So then, here’s your risk – you buy the site, and even if it keeps continuing as it is; should you later go and sell it, you’re not going to be able to sell it for $75,000 either, because no one else has made that offer.

Here’s what to negotiate with the website seller…

Therefore, I would go back and negotiate with the seller and tell them what I’m willing to pay. I am a cash buyer, and I am happy to pay a 10-20 times multiple. Use all the negotiating techniques that we teach, but you must make it obvious and say to the seller you’re not paying over $50,000, and you negotiate.

So, in this particular instance I said to my client, “look I’d be wanting to get that site for under $75,000, purely because I’m concerned that for some bizarre reason, the site has not sold at that level yet. There’s not even a single offer on it.”

Opportunity or Red Flag?

Now just so you know, this particular site is in a strange niche. And we typically find this to be a main reason why it hasn’t sold yet. And you do see that from time to time. Or, it hasn’t been listed particularly well.

It is often that we see this, and it makes most website buyers a little bit nervous or wary, so the offers just don’t come in on the website. It’s not necessarily a red flag.

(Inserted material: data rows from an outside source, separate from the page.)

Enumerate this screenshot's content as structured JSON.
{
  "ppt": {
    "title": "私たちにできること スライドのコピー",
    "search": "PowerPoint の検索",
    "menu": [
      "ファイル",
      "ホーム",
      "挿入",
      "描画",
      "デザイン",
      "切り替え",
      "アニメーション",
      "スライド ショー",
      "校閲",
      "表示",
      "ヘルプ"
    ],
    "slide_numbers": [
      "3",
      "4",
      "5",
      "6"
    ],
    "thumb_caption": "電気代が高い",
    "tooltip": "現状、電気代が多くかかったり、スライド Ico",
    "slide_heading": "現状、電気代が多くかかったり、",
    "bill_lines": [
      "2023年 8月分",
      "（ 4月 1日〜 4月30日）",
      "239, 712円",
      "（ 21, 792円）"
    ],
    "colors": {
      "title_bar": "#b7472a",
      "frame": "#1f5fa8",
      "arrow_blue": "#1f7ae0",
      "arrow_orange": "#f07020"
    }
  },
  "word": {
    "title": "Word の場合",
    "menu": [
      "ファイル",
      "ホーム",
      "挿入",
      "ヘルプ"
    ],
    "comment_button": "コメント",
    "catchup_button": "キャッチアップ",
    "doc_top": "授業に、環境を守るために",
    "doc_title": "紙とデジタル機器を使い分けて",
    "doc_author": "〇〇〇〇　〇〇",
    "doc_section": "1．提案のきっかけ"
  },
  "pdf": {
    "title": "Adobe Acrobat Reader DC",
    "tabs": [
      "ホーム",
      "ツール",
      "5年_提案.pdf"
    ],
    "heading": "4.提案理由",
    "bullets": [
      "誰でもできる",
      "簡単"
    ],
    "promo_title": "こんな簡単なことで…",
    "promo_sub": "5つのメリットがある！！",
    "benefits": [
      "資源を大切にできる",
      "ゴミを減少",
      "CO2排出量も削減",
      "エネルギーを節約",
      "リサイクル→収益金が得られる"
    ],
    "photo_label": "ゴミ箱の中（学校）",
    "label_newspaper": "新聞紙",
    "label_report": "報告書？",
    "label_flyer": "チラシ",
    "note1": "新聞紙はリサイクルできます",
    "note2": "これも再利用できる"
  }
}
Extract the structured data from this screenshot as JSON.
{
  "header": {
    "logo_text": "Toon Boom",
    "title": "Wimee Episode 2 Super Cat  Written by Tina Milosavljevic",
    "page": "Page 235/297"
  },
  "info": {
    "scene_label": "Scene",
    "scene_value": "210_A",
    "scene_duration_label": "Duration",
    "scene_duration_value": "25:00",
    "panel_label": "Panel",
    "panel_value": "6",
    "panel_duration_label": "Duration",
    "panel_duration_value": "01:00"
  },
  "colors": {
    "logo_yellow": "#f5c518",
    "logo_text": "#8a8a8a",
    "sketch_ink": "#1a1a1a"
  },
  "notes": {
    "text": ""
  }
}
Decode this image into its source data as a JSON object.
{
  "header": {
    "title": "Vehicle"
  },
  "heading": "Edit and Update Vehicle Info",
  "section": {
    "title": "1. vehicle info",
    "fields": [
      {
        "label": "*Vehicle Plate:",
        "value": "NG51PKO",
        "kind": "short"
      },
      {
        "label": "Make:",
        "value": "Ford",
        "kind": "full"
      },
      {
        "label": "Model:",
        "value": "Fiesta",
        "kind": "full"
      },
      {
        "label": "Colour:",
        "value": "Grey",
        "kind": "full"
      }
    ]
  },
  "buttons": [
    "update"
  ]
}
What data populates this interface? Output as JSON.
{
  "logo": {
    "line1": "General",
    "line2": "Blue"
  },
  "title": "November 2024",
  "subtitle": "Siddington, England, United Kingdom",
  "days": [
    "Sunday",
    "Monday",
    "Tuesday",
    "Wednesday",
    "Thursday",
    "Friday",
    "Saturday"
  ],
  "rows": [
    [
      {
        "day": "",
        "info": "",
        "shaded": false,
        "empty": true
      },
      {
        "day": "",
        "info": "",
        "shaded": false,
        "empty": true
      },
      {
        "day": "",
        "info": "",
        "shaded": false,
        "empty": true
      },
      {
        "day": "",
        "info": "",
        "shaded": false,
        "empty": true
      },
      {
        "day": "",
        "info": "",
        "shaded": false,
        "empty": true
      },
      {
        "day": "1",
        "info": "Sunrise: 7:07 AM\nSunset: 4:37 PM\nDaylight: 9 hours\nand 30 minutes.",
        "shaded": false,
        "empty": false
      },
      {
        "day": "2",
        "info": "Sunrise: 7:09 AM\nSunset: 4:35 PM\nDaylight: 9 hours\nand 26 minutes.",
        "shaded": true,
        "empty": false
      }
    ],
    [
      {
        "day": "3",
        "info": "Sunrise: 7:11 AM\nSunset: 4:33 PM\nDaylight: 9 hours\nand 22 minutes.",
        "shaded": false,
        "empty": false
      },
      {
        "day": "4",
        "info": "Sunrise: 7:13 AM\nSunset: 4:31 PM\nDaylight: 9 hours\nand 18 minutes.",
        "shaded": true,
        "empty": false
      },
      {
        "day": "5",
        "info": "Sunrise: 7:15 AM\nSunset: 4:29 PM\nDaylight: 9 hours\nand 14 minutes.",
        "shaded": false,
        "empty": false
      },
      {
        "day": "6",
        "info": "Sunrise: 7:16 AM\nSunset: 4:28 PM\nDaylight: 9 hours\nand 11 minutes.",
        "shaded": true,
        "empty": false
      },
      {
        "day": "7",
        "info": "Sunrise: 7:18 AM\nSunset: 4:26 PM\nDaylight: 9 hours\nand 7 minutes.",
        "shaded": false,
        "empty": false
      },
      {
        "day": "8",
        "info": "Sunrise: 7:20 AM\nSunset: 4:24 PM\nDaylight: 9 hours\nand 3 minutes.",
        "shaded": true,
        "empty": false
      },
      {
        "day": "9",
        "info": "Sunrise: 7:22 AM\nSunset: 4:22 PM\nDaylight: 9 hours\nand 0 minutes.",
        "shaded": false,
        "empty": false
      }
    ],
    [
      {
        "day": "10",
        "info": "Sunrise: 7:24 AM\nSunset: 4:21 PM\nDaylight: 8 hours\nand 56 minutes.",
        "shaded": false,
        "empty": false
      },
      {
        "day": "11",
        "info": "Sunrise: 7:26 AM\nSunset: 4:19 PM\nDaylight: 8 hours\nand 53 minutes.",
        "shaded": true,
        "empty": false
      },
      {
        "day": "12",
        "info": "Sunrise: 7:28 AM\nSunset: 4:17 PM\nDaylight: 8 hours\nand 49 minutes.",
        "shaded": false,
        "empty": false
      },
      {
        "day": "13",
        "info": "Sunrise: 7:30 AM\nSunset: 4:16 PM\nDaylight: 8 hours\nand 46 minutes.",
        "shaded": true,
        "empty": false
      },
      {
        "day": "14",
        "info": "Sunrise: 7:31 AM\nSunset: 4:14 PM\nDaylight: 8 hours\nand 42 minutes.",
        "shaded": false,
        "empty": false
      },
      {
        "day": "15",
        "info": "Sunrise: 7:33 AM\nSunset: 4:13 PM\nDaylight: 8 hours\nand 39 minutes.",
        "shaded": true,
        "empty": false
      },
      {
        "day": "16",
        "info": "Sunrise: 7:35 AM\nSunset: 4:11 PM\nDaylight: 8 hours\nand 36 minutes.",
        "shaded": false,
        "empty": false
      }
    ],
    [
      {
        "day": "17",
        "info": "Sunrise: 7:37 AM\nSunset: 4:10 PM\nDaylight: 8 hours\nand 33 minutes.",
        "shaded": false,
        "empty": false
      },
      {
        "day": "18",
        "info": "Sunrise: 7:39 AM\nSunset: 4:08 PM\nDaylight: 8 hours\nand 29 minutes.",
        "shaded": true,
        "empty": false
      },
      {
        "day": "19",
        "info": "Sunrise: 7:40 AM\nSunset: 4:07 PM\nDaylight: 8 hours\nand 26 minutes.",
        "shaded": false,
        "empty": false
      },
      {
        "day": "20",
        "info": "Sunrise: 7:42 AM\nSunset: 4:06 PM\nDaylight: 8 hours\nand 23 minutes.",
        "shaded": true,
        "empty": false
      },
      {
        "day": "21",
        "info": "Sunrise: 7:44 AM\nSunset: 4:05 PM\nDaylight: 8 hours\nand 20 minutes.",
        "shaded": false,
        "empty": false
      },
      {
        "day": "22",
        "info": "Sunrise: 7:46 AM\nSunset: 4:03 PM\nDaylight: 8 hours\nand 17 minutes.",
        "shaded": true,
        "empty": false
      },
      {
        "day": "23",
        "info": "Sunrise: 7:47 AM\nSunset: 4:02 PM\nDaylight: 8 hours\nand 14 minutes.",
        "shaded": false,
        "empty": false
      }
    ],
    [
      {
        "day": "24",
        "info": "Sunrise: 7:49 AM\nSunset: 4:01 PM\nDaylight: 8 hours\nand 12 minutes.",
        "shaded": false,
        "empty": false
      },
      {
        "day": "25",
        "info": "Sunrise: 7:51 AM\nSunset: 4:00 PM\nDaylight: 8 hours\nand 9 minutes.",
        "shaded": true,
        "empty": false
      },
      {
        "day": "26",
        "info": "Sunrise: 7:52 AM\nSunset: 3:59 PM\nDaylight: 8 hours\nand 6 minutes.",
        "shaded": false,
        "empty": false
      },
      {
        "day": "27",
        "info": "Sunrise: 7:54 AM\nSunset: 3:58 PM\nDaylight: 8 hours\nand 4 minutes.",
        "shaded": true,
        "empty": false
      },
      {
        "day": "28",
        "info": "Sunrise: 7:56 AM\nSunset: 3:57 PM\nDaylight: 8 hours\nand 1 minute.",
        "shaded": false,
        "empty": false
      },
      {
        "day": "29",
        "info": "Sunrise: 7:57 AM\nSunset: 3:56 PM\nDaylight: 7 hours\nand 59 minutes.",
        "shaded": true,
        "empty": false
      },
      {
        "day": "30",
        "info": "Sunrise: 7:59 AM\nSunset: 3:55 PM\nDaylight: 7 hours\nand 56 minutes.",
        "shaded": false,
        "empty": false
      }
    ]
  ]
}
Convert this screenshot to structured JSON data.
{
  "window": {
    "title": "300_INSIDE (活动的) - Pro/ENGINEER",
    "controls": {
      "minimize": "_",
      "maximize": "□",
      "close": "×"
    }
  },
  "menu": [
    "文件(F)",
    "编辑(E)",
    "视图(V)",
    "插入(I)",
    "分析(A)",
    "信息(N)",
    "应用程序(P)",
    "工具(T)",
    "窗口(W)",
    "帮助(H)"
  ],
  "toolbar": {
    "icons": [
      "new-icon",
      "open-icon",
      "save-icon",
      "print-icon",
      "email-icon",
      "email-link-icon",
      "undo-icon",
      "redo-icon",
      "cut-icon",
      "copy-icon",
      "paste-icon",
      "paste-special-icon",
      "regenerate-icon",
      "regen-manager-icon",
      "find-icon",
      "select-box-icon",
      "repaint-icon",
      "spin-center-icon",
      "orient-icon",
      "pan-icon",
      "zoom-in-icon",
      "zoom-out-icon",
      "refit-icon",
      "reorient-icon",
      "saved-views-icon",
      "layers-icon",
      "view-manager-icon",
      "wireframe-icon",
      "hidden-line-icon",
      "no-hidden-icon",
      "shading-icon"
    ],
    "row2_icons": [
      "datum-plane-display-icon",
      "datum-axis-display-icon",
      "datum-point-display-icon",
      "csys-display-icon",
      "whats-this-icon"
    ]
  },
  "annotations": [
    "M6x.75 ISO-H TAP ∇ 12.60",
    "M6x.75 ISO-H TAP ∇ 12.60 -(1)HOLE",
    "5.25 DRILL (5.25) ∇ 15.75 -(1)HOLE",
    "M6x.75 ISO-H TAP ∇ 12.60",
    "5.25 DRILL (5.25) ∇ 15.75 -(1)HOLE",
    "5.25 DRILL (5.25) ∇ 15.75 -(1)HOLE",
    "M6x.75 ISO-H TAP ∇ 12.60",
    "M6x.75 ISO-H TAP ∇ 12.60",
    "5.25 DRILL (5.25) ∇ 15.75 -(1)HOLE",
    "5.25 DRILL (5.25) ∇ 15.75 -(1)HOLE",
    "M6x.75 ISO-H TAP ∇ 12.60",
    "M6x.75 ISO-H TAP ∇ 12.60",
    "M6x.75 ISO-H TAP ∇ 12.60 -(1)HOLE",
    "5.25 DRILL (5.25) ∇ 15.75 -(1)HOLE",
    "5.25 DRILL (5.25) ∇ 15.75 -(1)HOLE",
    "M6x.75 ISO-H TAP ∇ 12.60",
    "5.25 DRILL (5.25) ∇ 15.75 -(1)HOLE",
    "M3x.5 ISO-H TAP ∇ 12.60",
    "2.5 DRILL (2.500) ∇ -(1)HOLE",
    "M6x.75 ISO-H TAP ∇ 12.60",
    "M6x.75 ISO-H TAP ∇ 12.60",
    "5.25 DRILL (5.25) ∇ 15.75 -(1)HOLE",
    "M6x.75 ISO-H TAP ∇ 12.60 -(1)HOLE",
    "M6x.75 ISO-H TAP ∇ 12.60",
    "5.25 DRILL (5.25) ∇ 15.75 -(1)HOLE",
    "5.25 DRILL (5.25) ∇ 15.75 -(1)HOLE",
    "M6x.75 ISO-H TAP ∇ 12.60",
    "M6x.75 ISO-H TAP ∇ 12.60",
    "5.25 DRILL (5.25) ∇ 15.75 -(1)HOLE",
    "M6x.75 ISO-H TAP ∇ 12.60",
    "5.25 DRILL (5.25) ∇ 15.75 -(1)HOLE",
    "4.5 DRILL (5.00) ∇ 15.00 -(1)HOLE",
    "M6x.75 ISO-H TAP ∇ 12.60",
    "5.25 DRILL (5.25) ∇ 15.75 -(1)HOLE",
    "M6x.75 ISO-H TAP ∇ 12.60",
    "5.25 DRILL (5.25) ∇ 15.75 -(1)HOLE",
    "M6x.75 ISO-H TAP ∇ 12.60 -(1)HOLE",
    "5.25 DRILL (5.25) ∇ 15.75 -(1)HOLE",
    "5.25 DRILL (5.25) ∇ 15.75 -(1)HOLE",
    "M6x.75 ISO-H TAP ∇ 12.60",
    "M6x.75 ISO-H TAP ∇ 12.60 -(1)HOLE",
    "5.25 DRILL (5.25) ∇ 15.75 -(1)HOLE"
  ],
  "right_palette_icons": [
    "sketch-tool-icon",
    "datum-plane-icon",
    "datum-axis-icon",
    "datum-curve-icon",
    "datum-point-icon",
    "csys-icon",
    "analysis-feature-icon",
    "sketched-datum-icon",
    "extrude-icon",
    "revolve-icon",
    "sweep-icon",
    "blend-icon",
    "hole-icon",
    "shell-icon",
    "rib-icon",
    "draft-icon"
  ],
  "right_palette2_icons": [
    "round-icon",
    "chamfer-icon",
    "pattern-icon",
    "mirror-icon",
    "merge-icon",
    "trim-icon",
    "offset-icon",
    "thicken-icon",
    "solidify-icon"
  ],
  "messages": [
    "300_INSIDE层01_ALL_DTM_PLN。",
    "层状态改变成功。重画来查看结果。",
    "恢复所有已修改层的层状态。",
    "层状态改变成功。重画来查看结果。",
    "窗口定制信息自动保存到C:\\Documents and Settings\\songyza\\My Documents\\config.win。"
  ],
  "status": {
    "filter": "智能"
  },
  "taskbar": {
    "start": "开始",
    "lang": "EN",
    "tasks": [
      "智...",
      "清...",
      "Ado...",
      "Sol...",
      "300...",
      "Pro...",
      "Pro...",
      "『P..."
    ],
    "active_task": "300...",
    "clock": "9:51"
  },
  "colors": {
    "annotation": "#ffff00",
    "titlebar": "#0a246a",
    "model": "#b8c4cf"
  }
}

But what IS a red flag is that we don’t want to be over-paying for those websites. This is because when you come to sell a website a couple of years down the track, you’re going to be faced with exactly the same issue.

The importance of buying right…

Finally, remember that rule in business they always teach you, and I think it’s in real estate investing as well: “You make your money when you buy”. It’s not usually: “You make your money when you sell” – although in my opinion and experience, you make heaps of money when you come to sell websites!

So, when you see websites that don’t seem to be selling that well, yet you know they’re good websites; always remind yourself, you make your money when you buy. So, it’s important to get them at the right price.

Train yourself to think about your exit strategy – before you buy!

So that’s my tip for today – an important part of your website buying due diligence is to make sure you are buying websites at the right price by taking into account the end game – what you may be able to sell the website for.